Provided data Start Marker

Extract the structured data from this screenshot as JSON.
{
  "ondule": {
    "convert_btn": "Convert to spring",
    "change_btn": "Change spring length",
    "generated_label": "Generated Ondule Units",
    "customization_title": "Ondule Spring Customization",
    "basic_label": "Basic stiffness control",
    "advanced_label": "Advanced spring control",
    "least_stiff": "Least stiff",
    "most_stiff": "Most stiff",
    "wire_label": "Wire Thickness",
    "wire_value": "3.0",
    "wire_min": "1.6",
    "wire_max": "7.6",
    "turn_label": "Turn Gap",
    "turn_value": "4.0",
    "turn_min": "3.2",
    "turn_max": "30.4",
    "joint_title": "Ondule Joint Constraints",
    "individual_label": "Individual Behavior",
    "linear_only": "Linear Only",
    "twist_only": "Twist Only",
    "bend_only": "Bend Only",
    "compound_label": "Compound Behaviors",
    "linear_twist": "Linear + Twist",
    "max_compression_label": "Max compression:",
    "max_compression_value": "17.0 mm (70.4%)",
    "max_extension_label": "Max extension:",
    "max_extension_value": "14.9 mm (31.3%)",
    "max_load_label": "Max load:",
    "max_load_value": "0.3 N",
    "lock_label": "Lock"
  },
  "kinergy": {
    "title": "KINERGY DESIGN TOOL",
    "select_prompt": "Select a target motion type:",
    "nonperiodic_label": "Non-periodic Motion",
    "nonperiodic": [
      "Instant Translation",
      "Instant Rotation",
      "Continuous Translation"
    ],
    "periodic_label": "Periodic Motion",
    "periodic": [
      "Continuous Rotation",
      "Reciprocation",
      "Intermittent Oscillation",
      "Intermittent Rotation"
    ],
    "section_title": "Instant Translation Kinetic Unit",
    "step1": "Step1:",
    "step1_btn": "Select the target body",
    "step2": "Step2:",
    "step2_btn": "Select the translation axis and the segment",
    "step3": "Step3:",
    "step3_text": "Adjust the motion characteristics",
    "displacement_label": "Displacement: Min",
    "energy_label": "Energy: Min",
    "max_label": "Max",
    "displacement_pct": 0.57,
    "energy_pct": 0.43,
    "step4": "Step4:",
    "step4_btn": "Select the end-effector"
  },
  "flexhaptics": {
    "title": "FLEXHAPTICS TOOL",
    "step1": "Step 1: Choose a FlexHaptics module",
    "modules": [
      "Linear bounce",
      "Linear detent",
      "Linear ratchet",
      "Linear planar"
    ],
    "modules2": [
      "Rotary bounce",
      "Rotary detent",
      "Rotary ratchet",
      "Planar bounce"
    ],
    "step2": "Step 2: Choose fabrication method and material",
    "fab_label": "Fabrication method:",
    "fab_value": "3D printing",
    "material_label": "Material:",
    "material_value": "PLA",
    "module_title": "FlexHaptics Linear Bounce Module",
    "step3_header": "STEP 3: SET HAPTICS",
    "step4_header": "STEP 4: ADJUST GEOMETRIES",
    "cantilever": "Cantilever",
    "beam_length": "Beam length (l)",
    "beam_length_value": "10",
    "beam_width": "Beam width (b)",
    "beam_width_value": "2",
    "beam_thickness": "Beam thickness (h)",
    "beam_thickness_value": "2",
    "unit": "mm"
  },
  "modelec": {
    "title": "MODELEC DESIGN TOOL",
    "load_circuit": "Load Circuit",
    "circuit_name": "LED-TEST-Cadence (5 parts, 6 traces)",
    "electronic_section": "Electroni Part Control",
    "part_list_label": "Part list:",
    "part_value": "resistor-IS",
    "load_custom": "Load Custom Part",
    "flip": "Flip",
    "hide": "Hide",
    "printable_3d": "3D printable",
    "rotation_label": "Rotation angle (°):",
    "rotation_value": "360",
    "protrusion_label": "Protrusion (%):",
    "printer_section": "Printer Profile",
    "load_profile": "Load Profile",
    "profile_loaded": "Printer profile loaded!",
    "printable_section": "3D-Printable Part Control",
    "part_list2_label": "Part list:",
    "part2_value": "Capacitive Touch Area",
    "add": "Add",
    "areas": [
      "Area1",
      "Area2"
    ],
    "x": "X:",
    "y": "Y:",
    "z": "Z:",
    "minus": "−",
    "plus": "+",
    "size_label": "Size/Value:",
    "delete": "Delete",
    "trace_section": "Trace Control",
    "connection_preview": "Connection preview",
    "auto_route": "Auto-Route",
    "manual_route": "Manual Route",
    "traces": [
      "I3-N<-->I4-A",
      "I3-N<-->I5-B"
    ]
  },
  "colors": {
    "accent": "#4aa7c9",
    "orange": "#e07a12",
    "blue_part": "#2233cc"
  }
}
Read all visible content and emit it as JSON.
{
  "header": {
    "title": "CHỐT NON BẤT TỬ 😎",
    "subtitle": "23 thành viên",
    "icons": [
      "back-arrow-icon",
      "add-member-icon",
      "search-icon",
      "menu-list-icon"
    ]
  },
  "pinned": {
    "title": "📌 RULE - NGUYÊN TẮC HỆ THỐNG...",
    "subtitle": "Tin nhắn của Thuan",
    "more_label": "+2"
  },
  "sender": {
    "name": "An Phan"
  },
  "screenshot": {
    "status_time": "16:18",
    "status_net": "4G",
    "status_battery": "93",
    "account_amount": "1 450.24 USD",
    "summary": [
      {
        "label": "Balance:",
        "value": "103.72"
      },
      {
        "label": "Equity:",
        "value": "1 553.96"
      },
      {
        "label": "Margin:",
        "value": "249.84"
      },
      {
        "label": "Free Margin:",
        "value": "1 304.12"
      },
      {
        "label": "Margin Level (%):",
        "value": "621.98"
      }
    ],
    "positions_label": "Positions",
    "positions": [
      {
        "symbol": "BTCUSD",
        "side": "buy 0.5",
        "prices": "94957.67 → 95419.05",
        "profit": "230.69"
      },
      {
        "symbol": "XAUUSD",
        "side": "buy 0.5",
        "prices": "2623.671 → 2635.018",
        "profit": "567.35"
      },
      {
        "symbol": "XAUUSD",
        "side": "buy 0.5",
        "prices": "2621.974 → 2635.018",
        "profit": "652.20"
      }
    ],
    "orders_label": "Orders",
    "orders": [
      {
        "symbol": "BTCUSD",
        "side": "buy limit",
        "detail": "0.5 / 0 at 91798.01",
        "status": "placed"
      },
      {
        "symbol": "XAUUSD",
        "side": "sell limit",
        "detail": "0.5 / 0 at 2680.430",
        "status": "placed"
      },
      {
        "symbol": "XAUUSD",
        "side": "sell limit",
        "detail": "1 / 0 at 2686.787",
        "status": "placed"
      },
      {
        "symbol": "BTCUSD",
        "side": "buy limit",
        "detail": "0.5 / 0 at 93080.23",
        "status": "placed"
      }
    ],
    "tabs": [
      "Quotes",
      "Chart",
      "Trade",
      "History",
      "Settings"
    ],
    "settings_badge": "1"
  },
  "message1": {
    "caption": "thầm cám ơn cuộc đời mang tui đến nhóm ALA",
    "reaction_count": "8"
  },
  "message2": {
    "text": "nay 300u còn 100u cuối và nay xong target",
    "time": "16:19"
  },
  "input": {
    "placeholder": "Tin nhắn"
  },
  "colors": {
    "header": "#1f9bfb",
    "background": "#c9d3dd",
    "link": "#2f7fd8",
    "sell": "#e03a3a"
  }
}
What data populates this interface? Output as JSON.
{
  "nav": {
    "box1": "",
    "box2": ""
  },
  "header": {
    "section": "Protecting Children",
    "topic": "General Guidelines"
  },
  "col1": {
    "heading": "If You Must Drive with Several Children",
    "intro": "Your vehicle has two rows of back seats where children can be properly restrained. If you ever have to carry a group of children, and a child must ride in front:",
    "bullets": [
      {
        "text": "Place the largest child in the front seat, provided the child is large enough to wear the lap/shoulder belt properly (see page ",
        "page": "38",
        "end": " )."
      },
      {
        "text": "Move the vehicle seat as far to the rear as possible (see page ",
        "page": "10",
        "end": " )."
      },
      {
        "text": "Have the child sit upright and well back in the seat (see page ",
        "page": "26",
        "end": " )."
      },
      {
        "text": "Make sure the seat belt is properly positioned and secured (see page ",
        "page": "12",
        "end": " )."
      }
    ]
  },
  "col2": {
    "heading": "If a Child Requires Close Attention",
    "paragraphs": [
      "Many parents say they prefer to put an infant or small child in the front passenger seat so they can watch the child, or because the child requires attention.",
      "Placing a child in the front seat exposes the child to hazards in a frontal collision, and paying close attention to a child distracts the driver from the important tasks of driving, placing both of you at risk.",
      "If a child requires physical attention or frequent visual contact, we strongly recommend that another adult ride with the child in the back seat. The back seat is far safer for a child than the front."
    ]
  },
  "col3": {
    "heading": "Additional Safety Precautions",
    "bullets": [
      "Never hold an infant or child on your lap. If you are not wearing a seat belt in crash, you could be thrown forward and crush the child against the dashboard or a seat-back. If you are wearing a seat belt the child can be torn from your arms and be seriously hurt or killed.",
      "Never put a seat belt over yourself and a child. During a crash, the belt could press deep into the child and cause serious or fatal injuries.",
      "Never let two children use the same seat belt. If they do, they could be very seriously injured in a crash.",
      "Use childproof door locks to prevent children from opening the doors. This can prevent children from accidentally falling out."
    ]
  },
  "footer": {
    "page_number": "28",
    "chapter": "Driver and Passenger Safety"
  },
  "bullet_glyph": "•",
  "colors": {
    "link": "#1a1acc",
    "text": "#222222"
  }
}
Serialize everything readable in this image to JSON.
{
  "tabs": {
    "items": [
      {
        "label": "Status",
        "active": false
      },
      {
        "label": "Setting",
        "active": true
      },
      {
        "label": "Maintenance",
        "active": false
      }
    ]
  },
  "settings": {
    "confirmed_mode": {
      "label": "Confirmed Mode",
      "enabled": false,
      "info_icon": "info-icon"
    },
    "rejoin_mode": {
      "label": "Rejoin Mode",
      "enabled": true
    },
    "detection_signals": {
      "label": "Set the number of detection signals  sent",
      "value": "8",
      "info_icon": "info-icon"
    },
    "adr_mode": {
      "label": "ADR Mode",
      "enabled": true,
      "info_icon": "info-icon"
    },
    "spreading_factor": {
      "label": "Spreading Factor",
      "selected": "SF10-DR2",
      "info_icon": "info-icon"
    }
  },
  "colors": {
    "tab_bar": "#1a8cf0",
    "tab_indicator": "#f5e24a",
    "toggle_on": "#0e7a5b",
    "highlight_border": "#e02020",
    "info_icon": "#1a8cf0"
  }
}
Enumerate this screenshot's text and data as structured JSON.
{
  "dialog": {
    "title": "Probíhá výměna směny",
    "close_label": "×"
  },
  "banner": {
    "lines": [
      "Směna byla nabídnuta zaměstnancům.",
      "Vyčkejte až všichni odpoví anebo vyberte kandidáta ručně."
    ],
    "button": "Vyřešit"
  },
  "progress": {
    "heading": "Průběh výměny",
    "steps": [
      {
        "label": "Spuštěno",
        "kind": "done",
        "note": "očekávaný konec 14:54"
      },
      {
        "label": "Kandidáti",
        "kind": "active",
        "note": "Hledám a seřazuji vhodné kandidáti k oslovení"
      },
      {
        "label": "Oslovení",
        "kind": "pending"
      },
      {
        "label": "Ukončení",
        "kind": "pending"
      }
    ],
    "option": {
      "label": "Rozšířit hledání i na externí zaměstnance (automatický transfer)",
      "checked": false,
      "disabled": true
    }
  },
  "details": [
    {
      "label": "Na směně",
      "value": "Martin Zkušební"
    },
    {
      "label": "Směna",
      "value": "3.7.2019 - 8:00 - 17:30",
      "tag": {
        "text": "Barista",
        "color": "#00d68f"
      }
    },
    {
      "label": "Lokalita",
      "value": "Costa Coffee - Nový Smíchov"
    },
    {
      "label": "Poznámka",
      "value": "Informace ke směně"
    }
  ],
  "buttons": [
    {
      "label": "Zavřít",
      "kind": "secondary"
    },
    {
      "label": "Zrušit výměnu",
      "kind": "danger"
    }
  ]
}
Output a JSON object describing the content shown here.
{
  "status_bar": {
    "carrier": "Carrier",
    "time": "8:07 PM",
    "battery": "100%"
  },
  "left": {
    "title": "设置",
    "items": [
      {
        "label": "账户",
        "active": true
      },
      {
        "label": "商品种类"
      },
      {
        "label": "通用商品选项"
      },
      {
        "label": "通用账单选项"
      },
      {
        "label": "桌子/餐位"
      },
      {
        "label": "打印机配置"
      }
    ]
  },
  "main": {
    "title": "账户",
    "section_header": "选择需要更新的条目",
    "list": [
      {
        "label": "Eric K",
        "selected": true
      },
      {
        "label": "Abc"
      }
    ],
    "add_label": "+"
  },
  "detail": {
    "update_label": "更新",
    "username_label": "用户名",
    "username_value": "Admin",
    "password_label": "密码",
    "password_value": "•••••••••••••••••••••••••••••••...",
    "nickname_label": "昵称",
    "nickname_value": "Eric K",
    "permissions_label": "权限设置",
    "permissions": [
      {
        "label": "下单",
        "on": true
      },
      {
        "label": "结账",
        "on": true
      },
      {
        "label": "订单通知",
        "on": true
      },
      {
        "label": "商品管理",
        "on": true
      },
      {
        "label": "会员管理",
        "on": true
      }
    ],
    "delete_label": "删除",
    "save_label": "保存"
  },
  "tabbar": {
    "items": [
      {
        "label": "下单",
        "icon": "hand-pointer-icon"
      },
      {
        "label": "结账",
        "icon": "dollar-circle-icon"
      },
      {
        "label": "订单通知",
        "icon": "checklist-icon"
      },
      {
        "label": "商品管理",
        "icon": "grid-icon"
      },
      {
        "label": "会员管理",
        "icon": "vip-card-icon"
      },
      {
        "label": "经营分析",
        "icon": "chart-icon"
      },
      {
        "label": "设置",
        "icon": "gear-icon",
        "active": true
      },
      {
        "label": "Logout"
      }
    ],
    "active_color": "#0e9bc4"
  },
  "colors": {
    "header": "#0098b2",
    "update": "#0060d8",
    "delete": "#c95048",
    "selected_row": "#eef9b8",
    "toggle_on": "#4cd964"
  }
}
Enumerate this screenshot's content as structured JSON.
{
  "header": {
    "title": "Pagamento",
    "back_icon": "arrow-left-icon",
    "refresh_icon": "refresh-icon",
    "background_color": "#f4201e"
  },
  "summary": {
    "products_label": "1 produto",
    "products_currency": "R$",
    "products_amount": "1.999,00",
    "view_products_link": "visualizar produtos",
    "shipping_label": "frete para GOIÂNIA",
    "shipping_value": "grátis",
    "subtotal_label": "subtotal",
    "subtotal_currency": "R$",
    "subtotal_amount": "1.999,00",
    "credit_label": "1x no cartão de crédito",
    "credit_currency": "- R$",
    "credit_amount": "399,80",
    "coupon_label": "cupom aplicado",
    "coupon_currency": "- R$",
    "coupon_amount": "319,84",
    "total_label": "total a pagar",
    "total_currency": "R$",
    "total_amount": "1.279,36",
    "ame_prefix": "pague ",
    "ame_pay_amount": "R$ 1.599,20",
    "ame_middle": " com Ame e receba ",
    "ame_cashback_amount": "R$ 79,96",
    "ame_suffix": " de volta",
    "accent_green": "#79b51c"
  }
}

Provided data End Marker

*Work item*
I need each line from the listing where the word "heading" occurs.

*Expected answer*
    "heading": "If You Must Drive with Several Children",
    "heading": "If a Child Requires Close Attention",
    "heading": "Additional Safety Precautions",
    "heading": "Průběh výměny",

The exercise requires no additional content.